(Extracted records Opens)

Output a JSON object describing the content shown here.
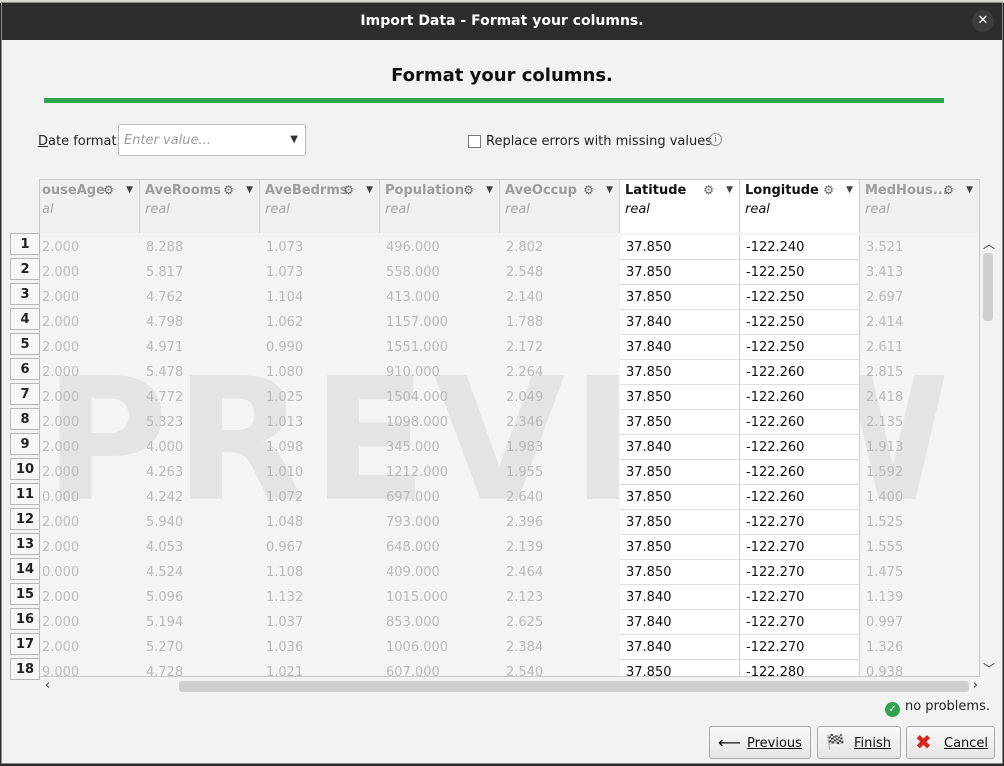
{
  "window": {
    "title": "Import Data - Format your columns.",
    "close_symbol": "✕"
  },
  "heading": "Format your columns.",
  "date_format": {
    "label_prefix": "D",
    "label_rest": "ate format",
    "placeholder": "Enter value..."
  },
  "replace_errors_label": "Replace errors with missing values",
  "watermark": "PREVIEW",
  "columns": [
    {
      "name": "ouseAge",
      "type": "al",
      "active": false
    },
    {
      "name": "AveRooms",
      "type": "real",
      "active": false
    },
    {
      "name": "AveBedrms",
      "type": "real",
      "active": false
    },
    {
      "name": "Population",
      "type": "real",
      "active": false
    },
    {
      "name": "AveOccup",
      "type": "real",
      "active": false
    },
    {
      "name": "Latitude",
      "type": "real",
      "active": true
    },
    {
      "name": "Longitude",
      "type": "real",
      "active": true
    },
    {
      "name": "MedHous...",
      "type": "real",
      "active": false
    }
  ],
  "rows": [
    {
      "n": "1",
      "c": [
        "2.000",
        "8.288",
        "1.073",
        "496.000",
        "2.802",
        "37.850",
        "-122.240",
        "3.521"
      ]
    },
    {
      "n": "2",
      "c": [
        "2.000",
        "5.817",
        "1.073",
        "558.000",
        "2.548",
        "37.850",
        "-122.250",
        "3.413"
      ]
    },
    {
      "n": "3",
      "c": [
        "2.000",
        "4.762",
        "1.104",
        "413.000",
        "2.140",
        "37.850",
        "-122.250",
        "2.697"
      ]
    },
    {
      "n": "4",
      "c": [
        "2.000",
        "4.798",
        "1.062",
        "1157.000",
        "1.788",
        "37.840",
        "-122.250",
        "2.414"
      ]
    },
    {
      "n": "5",
      "c": [
        "2.000",
        "4.971",
        "0.990",
        "1551.000",
        "2.172",
        "37.840",
        "-122.250",
        "2.611"
      ]
    },
    {
      "n": "6",
      "c": [
        "2.000",
        "5.478",
        "1.080",
        "910.000",
        "2.264",
        "37.850",
        "-122.260",
        "2.815"
      ]
    },
    {
      "n": "7",
      "c": [
        "2.000",
        "4.772",
        "1.025",
        "1504.000",
        "2.049",
        "37.850",
        "-122.260",
        "2.418"
      ]
    },
    {
      "n": "8",
      "c": [
        "2.000",
        "5.323",
        "1.013",
        "1098.000",
        "2.346",
        "37.850",
        "-122.260",
        "2.135"
      ]
    },
    {
      "n": "9",
      "c": [
        "2.000",
        "4.000",
        "1.098",
        "345.000",
        "1.983",
        "37.840",
        "-122.260",
        "1.913"
      ]
    },
    {
      "n": "10",
      "c": [
        "2.000",
        "4.263",
        "1.010",
        "1212.000",
        "1.955",
        "37.850",
        "-122.260",
        "1.592"
      ]
    },
    {
      "n": "11",
      "c": [
        "0.000",
        "4.242",
        "1.072",
        "697.000",
        "2.640",
        "37.850",
        "-122.260",
        "1.400"
      ]
    },
    {
      "n": "12",
      "c": [
        "2.000",
        "5.940",
        "1.048",
        "793.000",
        "2.396",
        "37.850",
        "-122.270",
        "1.525"
      ]
    },
    {
      "n": "13",
      "c": [
        "2.000",
        "4.053",
        "0.967",
        "648.000",
        "2.139",
        "37.850",
        "-122.270",
        "1.555"
      ]
    },
    {
      "n": "14",
      "c": [
        "0.000",
        "4.524",
        "1.108",
        "409.000",
        "2.464",
        "37.850",
        "-122.270",
        "1.475"
      ]
    },
    {
      "n": "15",
      "c": [
        "2.000",
        "5.096",
        "1.132",
        "1015.000",
        "2.123",
        "37.840",
        "-122.270",
        "1.139"
      ]
    },
    {
      "n": "16",
      "c": [
        "2.000",
        "5.194",
        "1.037",
        "853.000",
        "2.625",
        "37.840",
        "-122.270",
        "0.997"
      ]
    },
    {
      "n": "17",
      "c": [
        "2.000",
        "5.270",
        "1.036",
        "1006.000",
        "2.384",
        "37.840",
        "-122.270",
        "1.326"
      ]
    },
    {
      "n": "18",
      "c": [
        "9.000",
        "4.728",
        "1.021",
        "607.000",
        "2.540",
        "37.850",
        "-122.280",
        "0.938"
      ]
    }
  ],
  "status": "no problems.",
  "buttons": {
    "previous": {
      "prefix": "",
      "rest": "Previous"
    },
    "finish": {
      "prefix": "",
      "rest": "Finish"
    },
    "cancel": {
      "prefix": "",
      "rest": "Cancel"
    }
  },
  "icons": {
    "close": "close-icon",
    "gear": "gear-icon",
    "dropdown": "chevron-down-icon",
    "info": "info-icon",
    "check": "check-circle-icon",
    "previous": "arrow-left-icon",
    "finish": "checkered-flag-icon",
    "cancel": "red-x-icon"
  },
  "colors": {
    "accent": "#2ea44f",
    "titlebar": "#2d2d2d",
    "cancel": "#d9261c"
  }
}
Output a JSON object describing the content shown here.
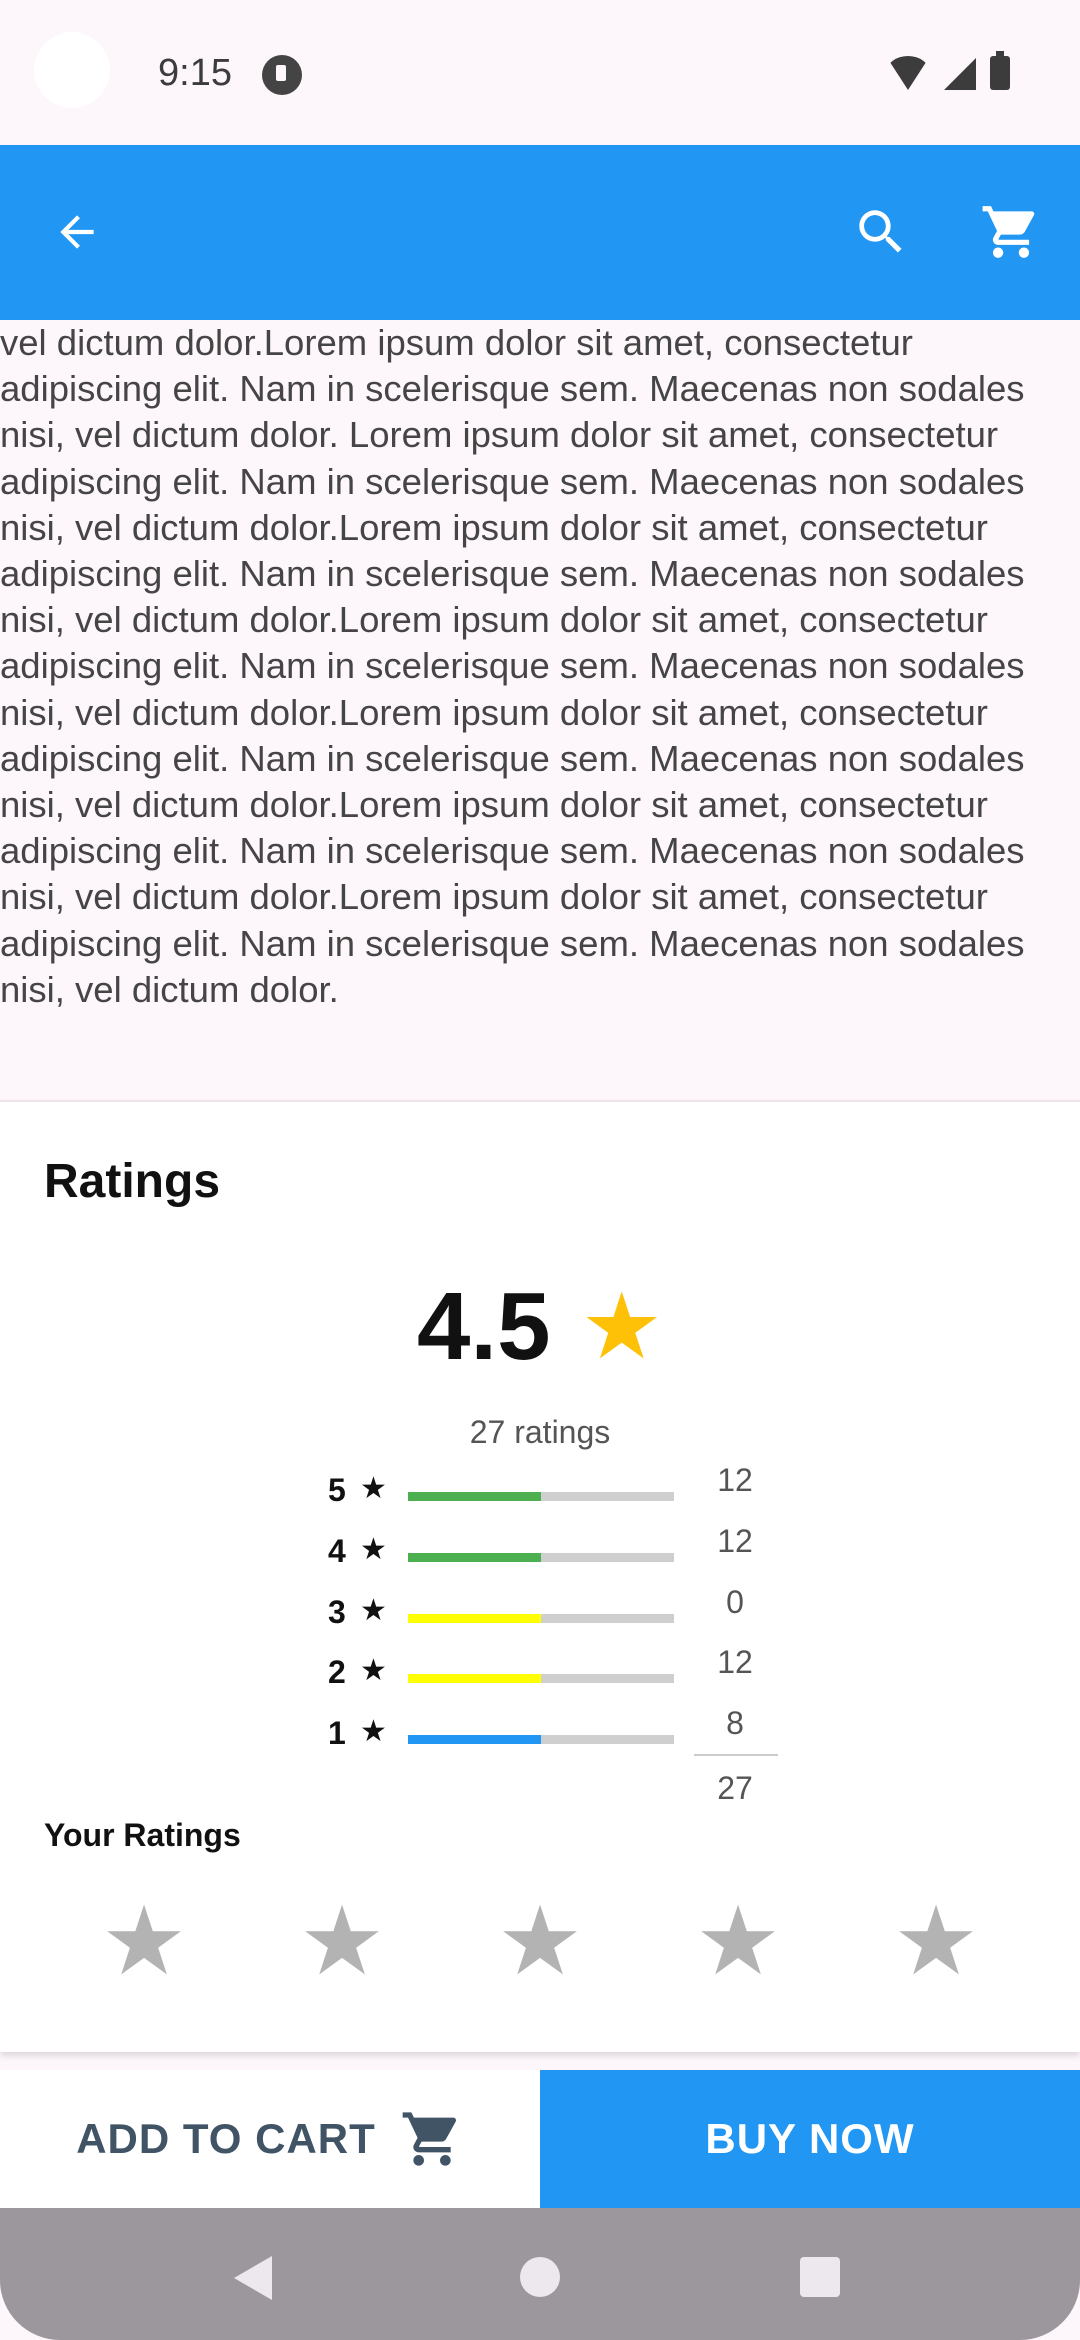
{
  "status_bar": {
    "time": "9:15"
  },
  "app_bar": {
    "back_icon": "arrow-back-icon",
    "search_icon": "search-icon",
    "cart_icon": "shopping-cart-icon",
    "color": "#2196f3"
  },
  "description": {
    "text": "vel dictum dolor.Lorem ipsum dolor sit amet, consectetur adipiscing elit. Nam in scelerisque sem. Maecenas non sodales nisi, vel dictum dolor. Lorem ipsum dolor sit amet, consectetur adipiscing elit. Nam in scelerisque sem. Maecenas non sodales nisi, vel dictum dolor.Lorem ipsum dolor sit amet, consectetur adipiscing elit. Nam in scelerisque sem. Maecenas non sodales nisi, vel dictum dolor.Lorem ipsum dolor sit amet, consectetur adipiscing elit. Nam in scelerisque sem. Maecenas non sodales nisi, vel dictum dolor.Lorem ipsum dolor sit amet, consectetur adipiscing elit. Nam in scelerisque sem. Maecenas non sodales nisi, vel dictum dolor.Lorem ipsum dolor sit amet, consectetur adipiscing elit. Nam in scelerisque sem. Maecenas non sodales nisi, vel dictum dolor.Lorem ipsum dolor sit amet, consectetur adipiscing elit. Nam in scelerisque sem. Maecenas non sodales nisi, vel dictum dolor."
  },
  "ratings": {
    "title": "Ratings",
    "average": "4.5",
    "average_star": "★",
    "count_label": "27 ratings",
    "rows": [
      {
        "label": "5",
        "star": "★",
        "count": "12",
        "fill": 0.5,
        "color": "#4caf50"
      },
      {
        "label": "4",
        "star": "★",
        "count": "12",
        "fill": 0.5,
        "color": "#4caf50"
      },
      {
        "label": "3",
        "star": "★",
        "count": "0",
        "fill": 0.5,
        "color": "#ffff00"
      },
      {
        "label": "2",
        "star": "★",
        "count": "12",
        "fill": 0.5,
        "color": "#ffff00"
      },
      {
        "label": "1",
        "star": "★",
        "count": "8",
        "fill": 0.5,
        "color": "#2196f3"
      }
    ],
    "total": "27",
    "your_ratings_label": "Your Ratings",
    "your_rating_stars": [
      "★",
      "★",
      "★",
      "★",
      "★"
    ],
    "your_rating_value": 0
  },
  "actions": {
    "add_to_cart_label": "ADD TO CART",
    "add_to_cart_icon": "shopping-cart-icon",
    "buy_now_label": "BUY NOW"
  }
}
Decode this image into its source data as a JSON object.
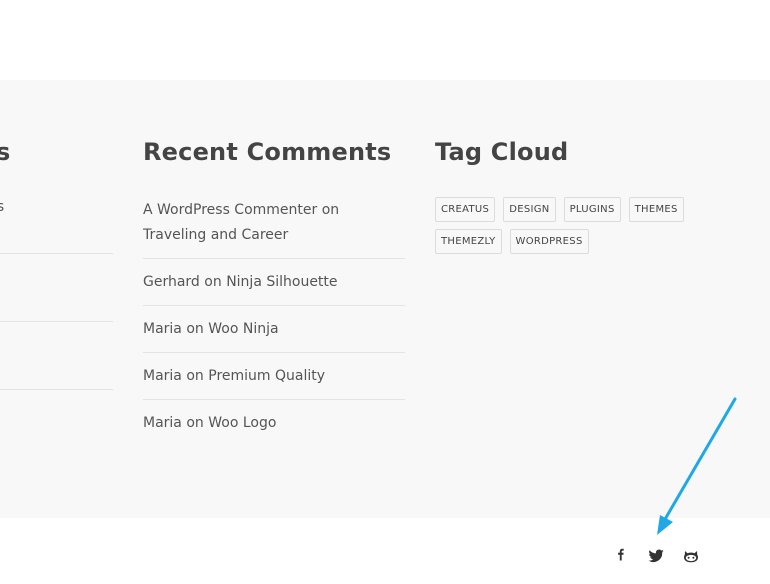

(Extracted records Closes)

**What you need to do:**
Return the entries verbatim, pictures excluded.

**Task answer:**
Output a JSON object describing the content shown here.
{
  "window": {
    "title": "Import Data - Format your columns.",
    "close_symbol": "✕"
  },
  "heading": "Format your columns.",
  "date_format": {
    "label_prefix": "D",
    "label_rest": "ate format",
    "placeholder": "Enter value..."
  },
  "replace_errors_label": "Replace errors with missing values",
  "watermark": "PREVIEW",
  "columns": [
    {
      "name": "ouseAge",
      "type": "al",
      "active": false
    },
    {
      "name": "AveRooms",
      "type": "real",
      "active": false
    },
    {
      "name": "AveBedrms",
      "type": "real",
      "active": false
    },
    {
      "name": "Population",
      "type": "real",
      "active": false
    },
    {
      "name": "AveOccup",
      "type": "real",
      "active": false
    },
    {
      "name": "Latitude",
      "type": "real",
      "active": true
    },
    {
      "name": "Longitude",
      "type": "real",
      "active": true
    },
    {
      "name": "MedHous...",
      "type": "real",
      "active": false
    }
  ],
  "rows": [
    {
      "n": "1",
      "c": [
        "2.000",
        "8.288",
        "1.073",
        "496.000",
        "2.802",
        "37.850",
        "-122.240",
        "3.521"
      ]
    },
    {
      "n": "2",
      "c": [
        "2.000",
        "5.817",
        "1.073",
        "558.000",
        "2.548",
        "37.850",
        "-122.250",
        "3.413"
      ]
    },
    {
      "n": "3",
      "c": [
        "2.000",
        "4.762",
        "1.104",
        "413.000",
        "2.140",
        "37.850",
        "-122.250",
        "2.697"
      ]
    },
    {
      "n": "4",
      "c": [
        "2.000",
        "4.798",
        "1.062",
        "1157.000",
        "1.788",
        "37.840",
        "-122.250",
        "2.414"
      ]
    },
    {
      "n": "5",
      "c": [
        "2.000",
        "4.971",
        "0.990",
        "1551.000",
        "2.172",
        "37.840",
        "-122.250",
        "2.611"
      ]
    },
    {
      "n": "6",
      "c": [
        "2.000",
        "5.478",
        "1.080",
        "910.000",
        "2.264",
        "37.850",
        "-122.260",
        "2.815"
      ]
    },
    {
      "n": "7",
      "c": [
        "2.000",
        "4.772",
        "1.025",
        "1504.000",
        "2.049",
        "37.850",
        "-122.260",
        "2.418"
      ]
    },
    {
      "n": "8",
      "c": [
        "2.000",
        "5.323",
        "1.013",
        "1098.000",
        "2.346",
        "37.850",
        "-122.260",
        "2.135"
      ]
    },
    {
      "n": "9",
      "c": [
        "2.000",
        "4.000",
        "1.098",
        "345.000",
        "1.983",
        "37.840",
        "-122.260",
        "1.913"
      ]
    },
    {
      "n": "10",
      "c": [
        "2.000",
        "4.263",
        "1.010",
        "1212.000",
        "1.955",
        "37.850",
        "-122.260",
        "1.592"
      ]
    },
    {
      "n": "11",
      "c": [
        "0.000",
        "4.242",
        "1.072",
        "697.000",
        "2.640",
        "37.850",
        "-122.260",
        "1.400"
      ]
    },
    {
      "n": "12",
      "c": [
        "2.000",
        "5.940",
        "1.048",
        "793.000",
        "2.396",
        "37.850",
        "-122.270",
        "1.525"
      ]
    },
    {
      "n": "13",
      "c": [
        "2.000",
        "4.053",
        "0.967",
        "648.000",
        "2.139",
        "37.850",
        "-122.270",
        "1.555"
      ]
    },
    {
      "n": "14",
      "c": [
        "0.000",
        "4.524",
        "1.108",
        "409.000",
        "2.464",
        "37.850",
        "-122.270",
        "1.475"
      ]
    },
    {
      "n": "15",
      "c": [
        "2.000",
        "5.096",
        "1.132",
        "1015.000",
        "2.123",
        "37.840",
        "-122.270",
        "1.139"
      ]
    },
    {
      "n": "16",
      "c": [
        "2.000",
        "5.194",
        "1.037",
        "853.000",
        "2.625",
        "37.840",
        "-122.270",
        "0.997"
      ]
    },
    {
      "n": "17",
      "c": [
        "2.000",
        "5.270",
        "1.036",
        "1006.000",
        "2.384",
        "37.840",
        "-122.270",
        "1.326"
      ]
    },
    {
      "n": "18",
      "c": [
        "9.000",
        "4.728",
        "1.021",
        "607.000",
        "2.540",
        "37.850",
        "-122.280",
        "0.938"
      ]
    }
  ],
  "status": "no problems.",
  "buttons": {
    "previous": {
      "prefix": "",
      "rest": "Previous"
    },
    "finish": {
      "prefix": "",
      "rest": "Finish"
    },
    "cancel": {
      "prefix": "",
      "rest": "Cancel"
    }
  },
  "icons": {
    "close": "close-icon",
    "gear": "gear-icon",
    "dropdown": "chevron-down-icon",
    "info": "info-icon",
    "check": "check-circle-icon",
    "previous": "arrow-left-icon",
    "finish": "checkered-flag-icon",
    "cancel": "red-x-icon"
  },
  "colors": {
    "accent": "#2ea44f",
    "titlebar": "#2d2d2d",
    "cancel": "#d9261c"
  }
}
Output a JSON object describing the content shown here.
{
  "status_bar": {
    "time": "9:15"
  },
  "app_bar": {
    "back_icon": "arrow-back-icon",
    "search_icon": "search-icon",
    "cart_icon": "shopping-cart-icon",
    "color": "#2196f3"
  },
  "description": {
    "text": "vel dictum dolor.Lorem ipsum dolor sit amet, consectetur adipiscing elit. Nam in scelerisque sem. Maecenas non sodales nisi, vel dictum dolor. Lorem ipsum dolor sit amet, consectetur adipiscing elit. Nam in scelerisque sem. Maecenas non sodales nisi, vel dictum dolor.Lorem ipsum dolor sit amet, consectetur adipiscing elit. Nam in scelerisque sem. Maecenas non sodales nisi, vel dictum dolor.Lorem ipsum dolor sit amet, consectetur adipiscing elit. Nam in scelerisque sem. Maecenas non sodales nisi, vel dictum dolor.Lorem ipsum dolor sit amet, consectetur adipiscing elit. Nam in scelerisque sem. Maecenas non sodales nisi, vel dictum dolor.Lorem ipsum dolor sit amet, consectetur adipiscing elit. Nam in scelerisque sem. Maecenas non sodales nisi, vel dictum dolor.Lorem ipsum dolor sit amet, consectetur adipiscing elit. Nam in scelerisque sem. Maecenas non sodales nisi, vel dictum dolor."
  },
  "ratings": {
    "title": "Ratings",
    "average": "4.5",
    "average_star": "★",
    "count_label": "27 ratings",
    "rows": [
      {
        "label": "5",
        "star": "★",
        "count": "12",
        "fill": 0.5,
        "color": "#4caf50"
      },
      {
        "label": "4",
        "star": "★",
        "count": "12",
        "fill": 0.5,
        "color": "#4caf50"
      },
      {
        "label": "3",
        "star": "★",
        "count": "0",
        "fill": 0.5,
        "color": "#ffff00"
      },
      {
        "label": "2",
        "star": "★",
        "count": "12",
        "fill": 0.5,
        "color": "#ffff00"
      },
      {
        "label": "1",
        "star": "★",
        "count": "8",
        "fill": 0.5,
        "color": "#2196f3"
      }
    ],
    "total": "27",
    "your_ratings_label": "Your Ratings",
    "your_rating_stars": [
      "★",
      "★",
      "★",
      "★",
      "★"
    ],
    "your_rating_value": 0
  },
  "actions": {
    "add_to_cart_label": "ADD TO CART",
    "add_to_cart_icon": "shopping-cart-icon",
    "buy_now_label": "BUY NOW"
  }
}
Decode this image into its source data as a JSON object.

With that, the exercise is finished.